== TASK TO COMPLETE ==
If a line in the entries below includes "content", show that line.

───── SUPPLIED RECORDS ─────

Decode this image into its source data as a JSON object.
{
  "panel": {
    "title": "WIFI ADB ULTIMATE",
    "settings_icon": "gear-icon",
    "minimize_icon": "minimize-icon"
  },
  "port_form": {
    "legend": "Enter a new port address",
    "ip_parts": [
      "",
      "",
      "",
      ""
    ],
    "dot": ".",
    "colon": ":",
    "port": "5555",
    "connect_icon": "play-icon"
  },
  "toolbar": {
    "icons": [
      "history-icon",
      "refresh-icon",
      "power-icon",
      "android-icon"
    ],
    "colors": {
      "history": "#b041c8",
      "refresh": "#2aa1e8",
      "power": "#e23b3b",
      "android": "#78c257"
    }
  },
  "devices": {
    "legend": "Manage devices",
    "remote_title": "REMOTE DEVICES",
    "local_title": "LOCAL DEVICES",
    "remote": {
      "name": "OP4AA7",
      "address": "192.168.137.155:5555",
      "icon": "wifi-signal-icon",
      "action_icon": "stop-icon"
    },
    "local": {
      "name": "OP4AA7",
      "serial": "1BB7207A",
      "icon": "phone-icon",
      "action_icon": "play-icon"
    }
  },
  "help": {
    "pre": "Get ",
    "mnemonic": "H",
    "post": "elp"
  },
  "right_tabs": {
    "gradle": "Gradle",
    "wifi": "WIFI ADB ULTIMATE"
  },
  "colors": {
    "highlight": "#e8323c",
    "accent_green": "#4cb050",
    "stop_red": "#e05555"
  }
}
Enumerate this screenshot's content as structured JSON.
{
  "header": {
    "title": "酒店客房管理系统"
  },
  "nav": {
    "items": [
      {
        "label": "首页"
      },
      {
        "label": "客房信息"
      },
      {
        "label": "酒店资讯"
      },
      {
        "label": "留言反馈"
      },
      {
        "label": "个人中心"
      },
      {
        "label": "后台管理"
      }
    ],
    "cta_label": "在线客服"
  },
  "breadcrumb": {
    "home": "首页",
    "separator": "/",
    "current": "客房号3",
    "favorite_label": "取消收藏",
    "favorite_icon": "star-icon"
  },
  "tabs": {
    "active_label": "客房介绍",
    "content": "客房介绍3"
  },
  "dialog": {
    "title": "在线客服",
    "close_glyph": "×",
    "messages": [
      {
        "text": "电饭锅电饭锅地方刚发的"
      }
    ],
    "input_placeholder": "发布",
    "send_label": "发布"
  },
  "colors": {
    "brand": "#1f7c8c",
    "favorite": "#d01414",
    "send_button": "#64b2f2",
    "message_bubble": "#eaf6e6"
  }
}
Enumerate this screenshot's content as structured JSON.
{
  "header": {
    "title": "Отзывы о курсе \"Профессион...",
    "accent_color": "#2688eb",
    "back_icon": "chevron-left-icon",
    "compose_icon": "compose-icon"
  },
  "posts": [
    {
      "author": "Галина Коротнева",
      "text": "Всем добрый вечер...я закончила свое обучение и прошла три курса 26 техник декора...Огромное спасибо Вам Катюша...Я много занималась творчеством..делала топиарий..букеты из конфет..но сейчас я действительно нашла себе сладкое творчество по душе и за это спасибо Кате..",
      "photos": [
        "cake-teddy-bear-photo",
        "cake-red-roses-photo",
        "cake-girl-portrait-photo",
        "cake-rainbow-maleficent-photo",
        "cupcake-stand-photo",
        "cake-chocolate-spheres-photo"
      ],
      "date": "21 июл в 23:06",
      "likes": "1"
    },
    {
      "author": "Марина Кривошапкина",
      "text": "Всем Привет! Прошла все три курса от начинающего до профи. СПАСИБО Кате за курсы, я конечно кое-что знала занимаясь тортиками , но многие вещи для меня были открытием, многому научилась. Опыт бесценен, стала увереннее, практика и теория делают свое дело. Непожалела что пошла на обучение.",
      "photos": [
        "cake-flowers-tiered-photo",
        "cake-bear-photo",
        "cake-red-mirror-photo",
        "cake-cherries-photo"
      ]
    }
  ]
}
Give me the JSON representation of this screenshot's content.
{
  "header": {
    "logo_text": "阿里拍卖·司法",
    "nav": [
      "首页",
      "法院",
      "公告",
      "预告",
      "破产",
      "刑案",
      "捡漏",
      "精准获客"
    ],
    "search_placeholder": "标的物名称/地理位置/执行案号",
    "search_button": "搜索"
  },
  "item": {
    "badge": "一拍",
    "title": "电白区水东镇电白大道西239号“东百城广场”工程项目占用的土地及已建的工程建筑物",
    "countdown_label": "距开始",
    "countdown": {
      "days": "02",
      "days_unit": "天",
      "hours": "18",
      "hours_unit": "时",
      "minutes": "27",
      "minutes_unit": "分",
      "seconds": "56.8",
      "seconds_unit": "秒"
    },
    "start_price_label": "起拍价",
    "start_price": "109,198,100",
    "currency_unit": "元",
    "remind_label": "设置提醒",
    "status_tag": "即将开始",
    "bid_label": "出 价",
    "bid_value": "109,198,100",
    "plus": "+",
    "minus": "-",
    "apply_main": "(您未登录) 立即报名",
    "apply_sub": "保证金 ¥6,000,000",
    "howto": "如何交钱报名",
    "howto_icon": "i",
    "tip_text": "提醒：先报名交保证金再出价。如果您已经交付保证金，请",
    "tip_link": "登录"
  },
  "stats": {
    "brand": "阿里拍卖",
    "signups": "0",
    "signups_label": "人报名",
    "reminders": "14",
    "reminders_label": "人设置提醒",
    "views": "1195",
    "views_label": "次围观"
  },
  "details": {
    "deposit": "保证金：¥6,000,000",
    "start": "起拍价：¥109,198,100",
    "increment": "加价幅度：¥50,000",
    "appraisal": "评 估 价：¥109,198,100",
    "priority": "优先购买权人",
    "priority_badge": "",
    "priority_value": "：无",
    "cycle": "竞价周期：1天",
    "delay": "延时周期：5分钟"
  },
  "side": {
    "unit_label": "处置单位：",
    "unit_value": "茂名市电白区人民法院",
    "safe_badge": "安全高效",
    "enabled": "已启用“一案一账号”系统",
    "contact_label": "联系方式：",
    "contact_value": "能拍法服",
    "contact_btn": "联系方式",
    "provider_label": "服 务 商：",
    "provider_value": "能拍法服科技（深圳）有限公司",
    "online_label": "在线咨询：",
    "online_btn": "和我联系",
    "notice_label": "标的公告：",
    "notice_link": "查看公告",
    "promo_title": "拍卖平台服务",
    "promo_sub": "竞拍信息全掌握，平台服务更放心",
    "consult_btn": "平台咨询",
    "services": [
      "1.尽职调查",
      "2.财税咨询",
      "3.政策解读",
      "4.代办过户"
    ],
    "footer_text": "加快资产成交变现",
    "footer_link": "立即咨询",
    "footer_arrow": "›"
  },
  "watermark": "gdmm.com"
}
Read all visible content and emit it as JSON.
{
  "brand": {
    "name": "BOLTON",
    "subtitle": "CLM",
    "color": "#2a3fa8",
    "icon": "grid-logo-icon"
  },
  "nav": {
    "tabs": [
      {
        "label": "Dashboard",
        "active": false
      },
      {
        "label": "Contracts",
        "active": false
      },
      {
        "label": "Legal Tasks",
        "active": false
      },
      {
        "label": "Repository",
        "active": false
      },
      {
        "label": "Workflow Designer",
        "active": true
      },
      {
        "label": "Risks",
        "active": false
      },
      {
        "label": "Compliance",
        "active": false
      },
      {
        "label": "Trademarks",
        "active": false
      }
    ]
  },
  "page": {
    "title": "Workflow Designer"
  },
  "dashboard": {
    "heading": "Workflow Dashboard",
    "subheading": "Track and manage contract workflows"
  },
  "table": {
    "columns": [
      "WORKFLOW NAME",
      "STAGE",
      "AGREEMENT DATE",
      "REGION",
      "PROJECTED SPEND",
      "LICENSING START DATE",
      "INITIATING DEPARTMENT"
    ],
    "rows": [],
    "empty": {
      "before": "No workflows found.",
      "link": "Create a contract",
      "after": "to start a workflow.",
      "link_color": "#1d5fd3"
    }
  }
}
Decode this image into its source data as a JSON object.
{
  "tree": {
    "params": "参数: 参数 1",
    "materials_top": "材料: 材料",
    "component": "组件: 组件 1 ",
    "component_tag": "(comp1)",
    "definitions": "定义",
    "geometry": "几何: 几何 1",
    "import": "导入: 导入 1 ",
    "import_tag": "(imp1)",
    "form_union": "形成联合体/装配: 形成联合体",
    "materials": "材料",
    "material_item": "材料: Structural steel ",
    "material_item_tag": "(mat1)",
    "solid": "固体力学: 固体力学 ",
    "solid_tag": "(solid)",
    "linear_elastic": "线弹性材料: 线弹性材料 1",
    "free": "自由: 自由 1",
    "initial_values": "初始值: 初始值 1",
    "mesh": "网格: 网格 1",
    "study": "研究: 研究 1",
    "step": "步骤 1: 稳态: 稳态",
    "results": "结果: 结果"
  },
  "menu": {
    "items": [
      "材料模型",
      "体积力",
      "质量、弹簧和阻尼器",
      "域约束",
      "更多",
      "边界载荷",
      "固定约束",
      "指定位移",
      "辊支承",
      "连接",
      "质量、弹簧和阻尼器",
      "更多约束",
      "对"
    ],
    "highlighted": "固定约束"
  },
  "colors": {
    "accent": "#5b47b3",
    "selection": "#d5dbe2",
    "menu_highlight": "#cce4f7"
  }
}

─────

== RESULT OF THIS EXERCISE ==
Enumerate this screenshot's content as structured JSON.
    "content": "客房介绍3"
Enumerate this screenshot's content as structured JSON.
Give me the JSON representation of this screenshot's content.
Read all visible content and emit it as JSON.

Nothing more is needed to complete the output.